Exclude images and print all the records verbatim.

DATA SECTION:
□ □ □ □ □ □ □

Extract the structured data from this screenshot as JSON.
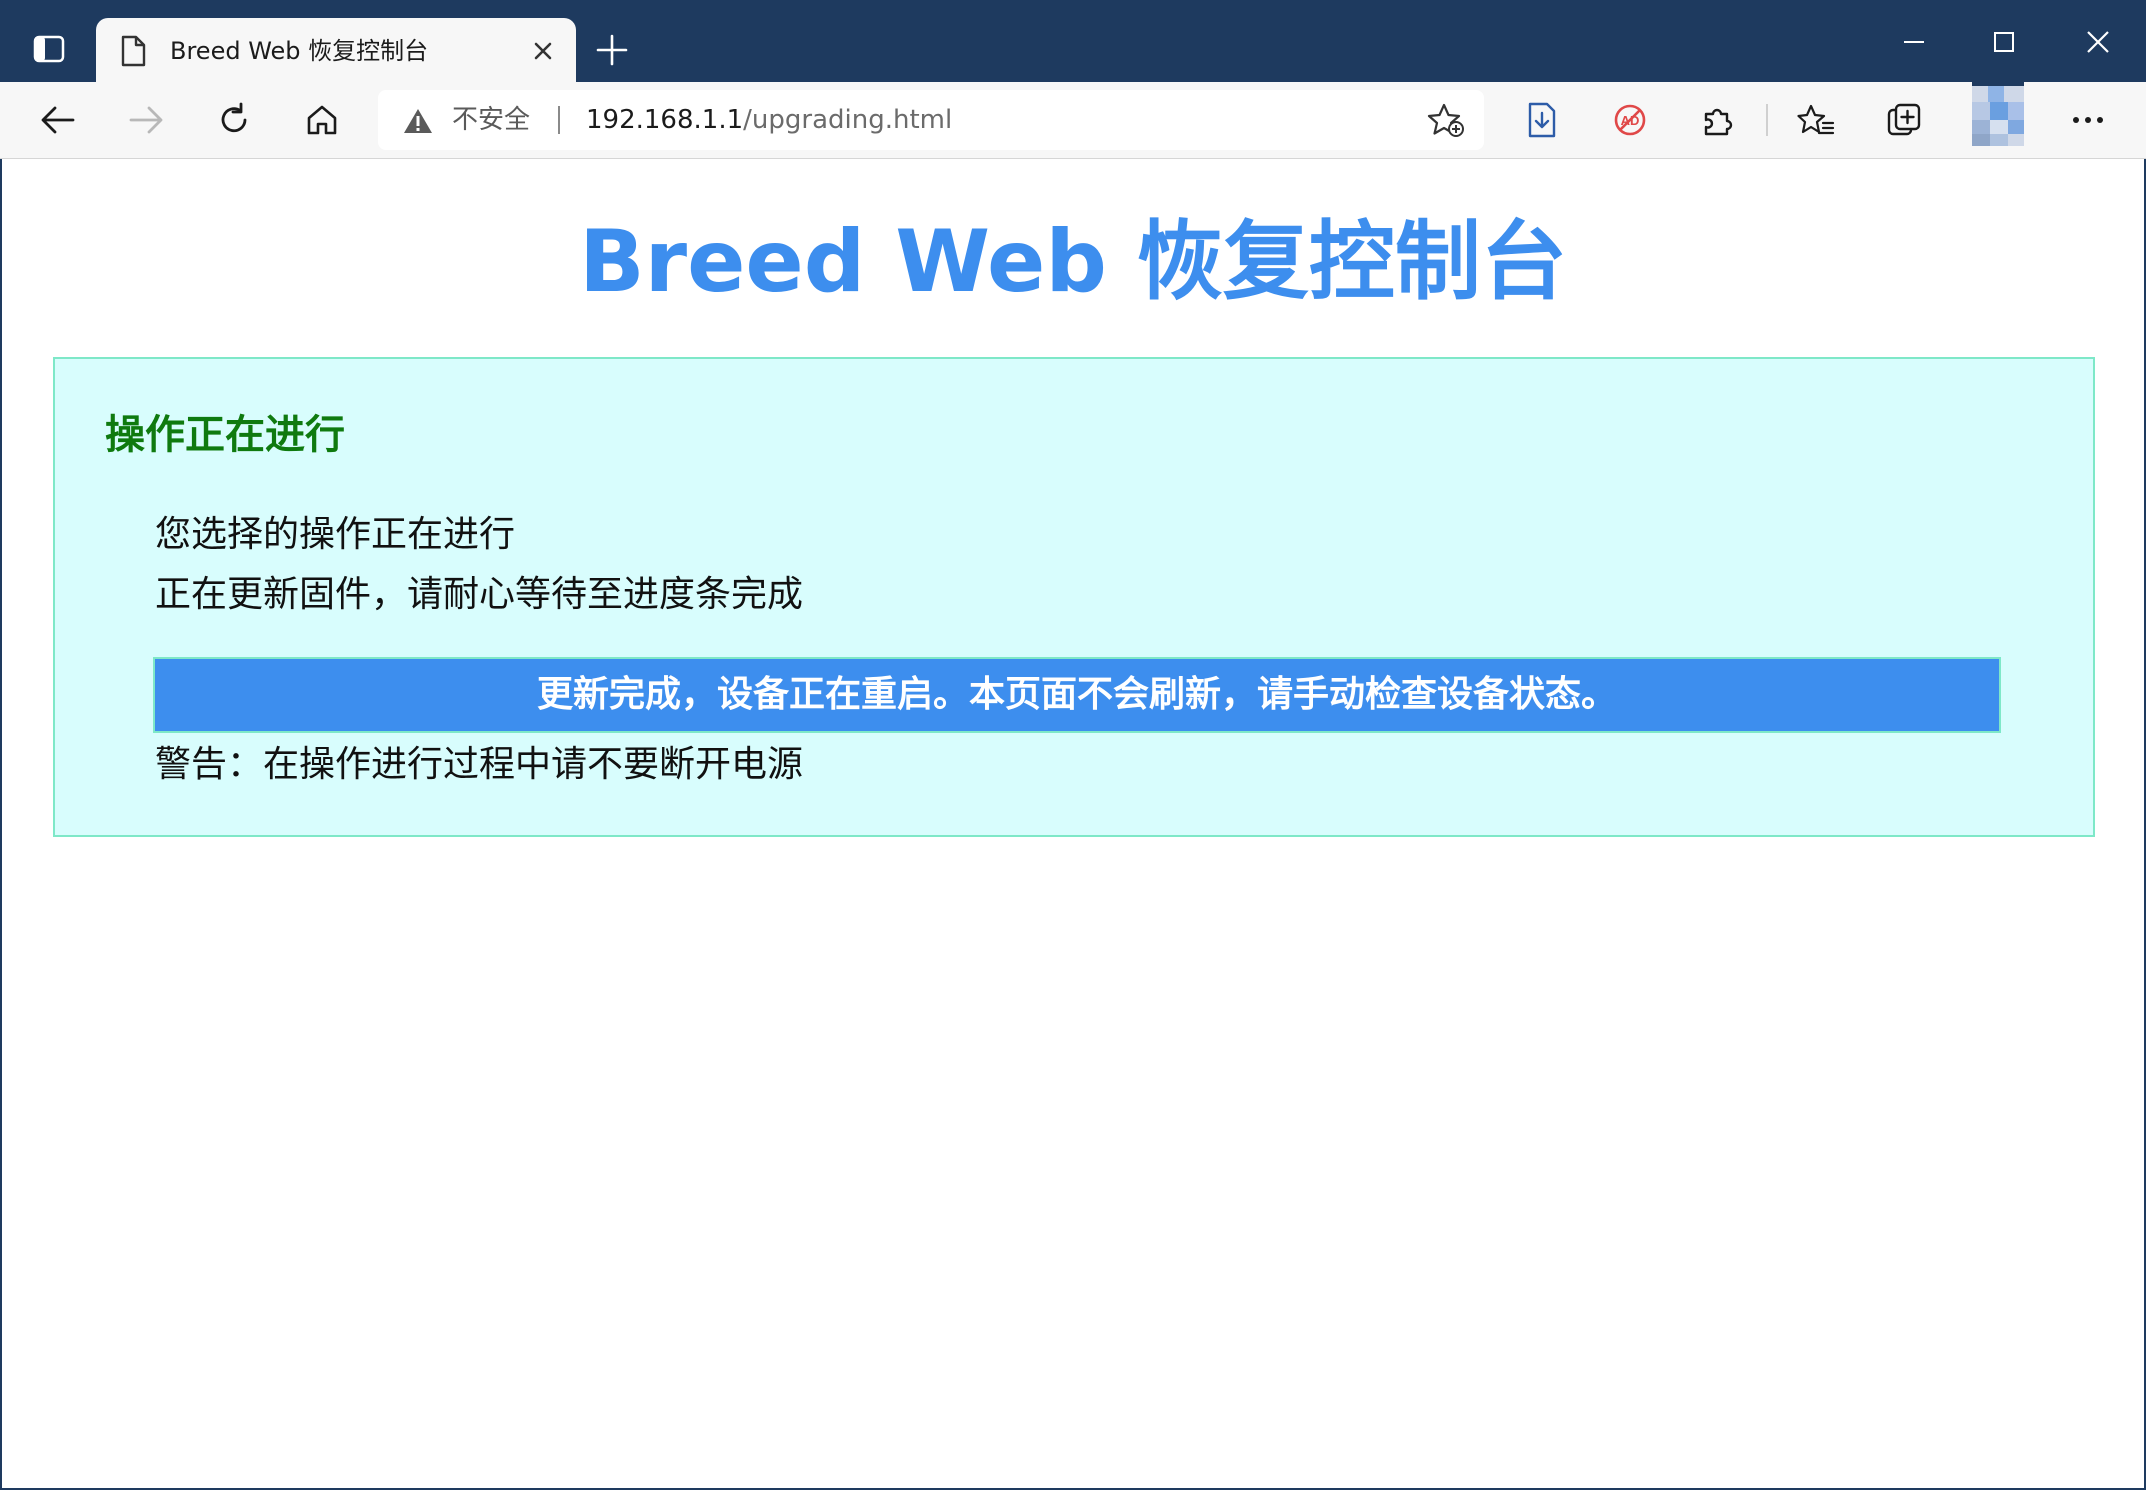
{
  "window": {
    "tab_title": "Breed Web 恢复控制台",
    "controls": [
      "minimize",
      "maximize",
      "close"
    ]
  },
  "toolbar": {
    "security_label": "不安全",
    "url_host": "192.168.1.1",
    "url_path": "/upgrading.html",
    "icons": [
      "back-icon",
      "forward-icon",
      "refresh-icon",
      "home-icon",
      "add-favorite-icon",
      "download-extension-icon",
      "adblock-icon",
      "extensions-icon",
      "favorites-icon",
      "collections-icon",
      "profile-avatar",
      "more-icon"
    ]
  },
  "page": {
    "heading": "Breed Web 恢复控制台",
    "panel": {
      "title": "操作正在进行",
      "line1": "您选择的操作正在进行",
      "line2": "正在更新固件，请耐心等待至进度条完成",
      "progress_text": "更新完成，设备正在重启。本页面不会刷新，请手动检查设备状态。",
      "progress_percent": 100,
      "warning": "警告：在操作进行过程中请不要断开电源"
    }
  },
  "colors": {
    "titlebar": "#1e3a5f",
    "heading": "#3d8eee",
    "panel_bg": "#d8fdfd",
    "panel_border": "#7ee8c8",
    "panel_title": "#0f7a0f",
    "progress_fill": "#3d8eee"
  }
}
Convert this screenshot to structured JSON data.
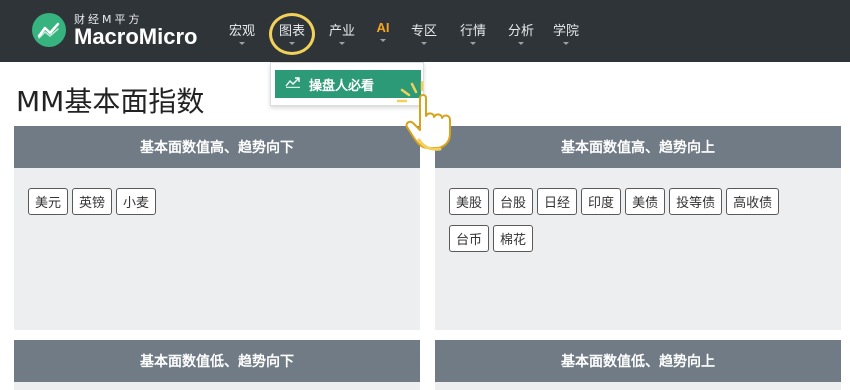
{
  "nav": {
    "logo_small": "财经M平方",
    "logo_big": "MacroMicro",
    "items": [
      {
        "label": "宏观"
      },
      {
        "label": "图表"
      },
      {
        "label": "产业"
      },
      {
        "label": "AI"
      },
      {
        "label": "专区"
      },
      {
        "label": "行情"
      },
      {
        "label": "分析"
      },
      {
        "label": "学院"
      }
    ]
  },
  "dropdown": {
    "item": "操盘人必看"
  },
  "page": {
    "title": "MM基本面指数"
  },
  "panels": [
    {
      "header": "基本面数值高、趋势向下",
      "tags": [
        "美元",
        "英镑",
        "小麦"
      ]
    },
    {
      "header": "基本面数值高、趋势向上",
      "tags": [
        "美股",
        "台股",
        "日经",
        "印度",
        "美债",
        "投等债",
        "高收债",
        "台币",
        "棉花"
      ]
    },
    {
      "header": "基本面数值低、趋势向下",
      "tags": []
    },
    {
      "header": "基本面数值低、趋势向上",
      "tags": []
    }
  ],
  "colors": {
    "navbar": "#2e3438",
    "accent": "#2c9a77",
    "logo": "#36b37e",
    "ai": "#f5a623",
    "highlight": "#f2d15a",
    "panel_header": "#707b86",
    "panel_body": "#eceef0"
  }
}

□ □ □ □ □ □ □

OUTPUT:
Extract the structured data from this screenshot as JSON.
{
  "window": {
    "tab_title": "Breed Web 恢复控制台",
    "controls": [
      "minimize",
      "maximize",
      "close"
    ]
  },
  "toolbar": {
    "security_label": "不安全",
    "url_host": "192.168.1.1",
    "url_path": "/upgrading.html",
    "icons": [
      "back-icon",
      "forward-icon",
      "refresh-icon",
      "home-icon",
      "add-favorite-icon",
      "download-extension-icon",
      "adblock-icon",
      "extensions-icon",
      "favorites-icon",
      "collections-icon",
      "profile-avatar",
      "more-icon"
    ]
  },
  "page": {
    "heading": "Breed Web 恢复控制台",
    "panel": {
      "title": "操作正在进行",
      "line1": "您选择的操作正在进行",
      "line2": "正在更新固件，请耐心等待至进度条完成",
      "progress_text": "更新完成，设备正在重启。本页面不会刷新，请手动检查设备状态。",
      "progress_percent": 100,
      "warning": "警告：在操作进行过程中请不要断开电源"
    }
  },
  "colors": {
    "titlebar": "#1e3a5f",
    "heading": "#3d8eee",
    "panel_bg": "#d8fdfd",
    "panel_border": "#7ee8c8",
    "panel_title": "#0f7a0f",
    "progress_fill": "#3d8eee"
  }
}
Convert this screenshot to structured JSON data.
{
  "nav": {
    "logo_small": "财经M平方",
    "logo_big": "MacroMicro",
    "items": [
      {
        "label": "宏观"
      },
      {
        "label": "图表"
      },
      {
        "label": "产业"
      },
      {
        "label": "AI"
      },
      {
        "label": "专区"
      },
      {
        "label": "行情"
      },
      {
        "label": "分析"
      },
      {
        "label": "学院"
      }
    ]
  },
  "dropdown": {
    "item": "操盘人必看"
  },
  "page": {
    "title": "MM基本面指数"
  },
  "panels": [
    {
      "header": "基本面数值高、趋势向下",
      "tags": [
        "美元",
        "英镑",
        "小麦"
      ]
    },
    {
      "header": "基本面数值高、趋势向上",
      "tags": [
        "美股",
        "台股",
        "日经",
        "印度",
        "美债",
        "投等债",
        "高收债",
        "台币",
        "棉花"
      ]
    },
    {
      "header": "基本面数值低、趋势向下",
      "tags": []
    },
    {
      "header": "基本面数值低、趋势向上",
      "tags": []
    }
  ],
  "colors": {
    "navbar": "#2e3438",
    "accent": "#2c9a77",
    "logo": "#36b37e",
    "ai": "#f5a623",
    "highlight": "#f2d15a",
    "panel_header": "#707b86",
    "panel_body": "#eceef0"
  }
}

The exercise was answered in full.